  8. NEVER click on a popup advertising antivirus or security software. Legit AV software companies do not use popups
  9. If a virus alert appears on your screen, DO NOT click on it. As a matter of fact, you might just want to not touch your mouse at all. Instead, hit control + alt + delete and delete any rogue programs from the list of running programs. If this doesn’t work, contact your computer manufacturer’s tech support or take it to a professional

Too Late (You Just HAD to Click on It… Didn’t You?)

Let’s say it’s too late.  You clicked on the window, and now your computer is infected.  To be honest, the best thing you can do at this point (well… the only thing, really) is shut down your computer until you can take it to a professional and get your hard-drive sanitized.  The worst thing you can do is keep on using an infected computer. 

Remember, these things are called “viruses” for a reason

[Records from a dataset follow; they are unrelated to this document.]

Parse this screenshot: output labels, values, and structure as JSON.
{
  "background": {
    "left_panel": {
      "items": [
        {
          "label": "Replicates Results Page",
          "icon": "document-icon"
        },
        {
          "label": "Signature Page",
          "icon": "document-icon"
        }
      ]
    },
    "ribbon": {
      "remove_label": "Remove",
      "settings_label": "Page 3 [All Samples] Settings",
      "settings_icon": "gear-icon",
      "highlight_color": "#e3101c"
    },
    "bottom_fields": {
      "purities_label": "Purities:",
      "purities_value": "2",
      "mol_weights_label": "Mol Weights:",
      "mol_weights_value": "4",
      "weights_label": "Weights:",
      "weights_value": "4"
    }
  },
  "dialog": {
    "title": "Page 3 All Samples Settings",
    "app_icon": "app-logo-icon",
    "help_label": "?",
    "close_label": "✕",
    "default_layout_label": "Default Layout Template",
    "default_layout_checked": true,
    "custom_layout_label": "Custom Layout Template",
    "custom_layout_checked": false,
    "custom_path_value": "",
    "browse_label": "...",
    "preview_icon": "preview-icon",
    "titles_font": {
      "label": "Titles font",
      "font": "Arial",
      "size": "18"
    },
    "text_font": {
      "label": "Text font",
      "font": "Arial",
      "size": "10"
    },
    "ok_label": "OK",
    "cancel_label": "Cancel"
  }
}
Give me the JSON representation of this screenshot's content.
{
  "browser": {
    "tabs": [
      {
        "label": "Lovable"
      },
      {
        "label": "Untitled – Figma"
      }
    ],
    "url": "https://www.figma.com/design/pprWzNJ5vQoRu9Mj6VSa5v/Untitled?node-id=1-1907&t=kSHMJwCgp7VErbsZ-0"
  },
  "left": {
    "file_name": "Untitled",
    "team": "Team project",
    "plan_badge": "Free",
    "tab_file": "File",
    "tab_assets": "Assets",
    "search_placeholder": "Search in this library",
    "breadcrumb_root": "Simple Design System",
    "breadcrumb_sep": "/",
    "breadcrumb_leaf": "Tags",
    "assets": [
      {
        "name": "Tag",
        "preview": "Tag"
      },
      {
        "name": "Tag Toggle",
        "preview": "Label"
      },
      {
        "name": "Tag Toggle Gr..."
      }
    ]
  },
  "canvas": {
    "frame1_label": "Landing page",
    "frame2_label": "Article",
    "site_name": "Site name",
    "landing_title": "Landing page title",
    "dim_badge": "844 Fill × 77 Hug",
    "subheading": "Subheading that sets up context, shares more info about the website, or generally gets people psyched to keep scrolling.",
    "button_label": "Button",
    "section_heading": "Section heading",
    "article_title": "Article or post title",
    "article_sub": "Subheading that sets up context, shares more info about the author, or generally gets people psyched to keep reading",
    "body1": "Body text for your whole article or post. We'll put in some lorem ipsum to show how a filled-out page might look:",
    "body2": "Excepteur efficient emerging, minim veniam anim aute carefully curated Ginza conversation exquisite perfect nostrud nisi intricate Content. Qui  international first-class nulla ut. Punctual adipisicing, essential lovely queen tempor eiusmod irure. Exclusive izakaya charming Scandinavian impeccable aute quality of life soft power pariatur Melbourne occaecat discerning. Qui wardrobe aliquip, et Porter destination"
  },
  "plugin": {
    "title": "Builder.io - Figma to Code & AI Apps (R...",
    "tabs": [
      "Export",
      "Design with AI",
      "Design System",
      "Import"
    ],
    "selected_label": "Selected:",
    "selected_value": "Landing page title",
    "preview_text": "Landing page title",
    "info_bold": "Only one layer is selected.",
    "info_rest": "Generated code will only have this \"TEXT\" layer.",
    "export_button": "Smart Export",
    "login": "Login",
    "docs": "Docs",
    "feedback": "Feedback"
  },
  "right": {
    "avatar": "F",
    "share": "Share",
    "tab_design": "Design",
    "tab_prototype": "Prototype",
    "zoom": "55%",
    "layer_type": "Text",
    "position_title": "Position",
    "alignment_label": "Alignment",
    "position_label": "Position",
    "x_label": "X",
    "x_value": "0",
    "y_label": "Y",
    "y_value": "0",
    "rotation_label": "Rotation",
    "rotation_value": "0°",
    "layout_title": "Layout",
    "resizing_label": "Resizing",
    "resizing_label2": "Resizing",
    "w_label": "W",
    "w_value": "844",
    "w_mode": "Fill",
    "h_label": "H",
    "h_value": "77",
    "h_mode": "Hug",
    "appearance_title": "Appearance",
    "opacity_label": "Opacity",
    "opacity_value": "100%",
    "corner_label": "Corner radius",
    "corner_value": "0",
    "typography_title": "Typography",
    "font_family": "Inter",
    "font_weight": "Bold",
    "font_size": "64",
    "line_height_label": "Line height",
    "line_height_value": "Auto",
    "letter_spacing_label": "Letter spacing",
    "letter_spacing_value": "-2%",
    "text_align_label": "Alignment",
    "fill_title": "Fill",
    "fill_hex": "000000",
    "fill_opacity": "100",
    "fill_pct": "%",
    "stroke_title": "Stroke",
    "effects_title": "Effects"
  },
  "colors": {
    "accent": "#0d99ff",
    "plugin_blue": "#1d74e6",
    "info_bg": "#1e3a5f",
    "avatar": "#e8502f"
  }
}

The longer you use an infected computer, the farther they spread and the more damage they cause.  Honestly, continuing to use a virus-infected computer is a really good way to transform it into a rather expensive paperweight… not to mention that, if you’ve downloaded spyware, you’re just giving cybercriminals even more opportunities to steal your information.

Keep Calm and Stay Cyber Safe

As more people become aware of (and terrified by) scary things like viruses, adware, malware, spyware, and ransomware, the more cybercriminals are trying to profit from their panic with rogue antivirus.  Stay calm.  Trust your instincts.  Be alert.  These, along with the information in this article, are all the tools you need to avoid becoming yet another victim of hackers and identity thieves.

Keep calm and stay cyber-safe, dear readers.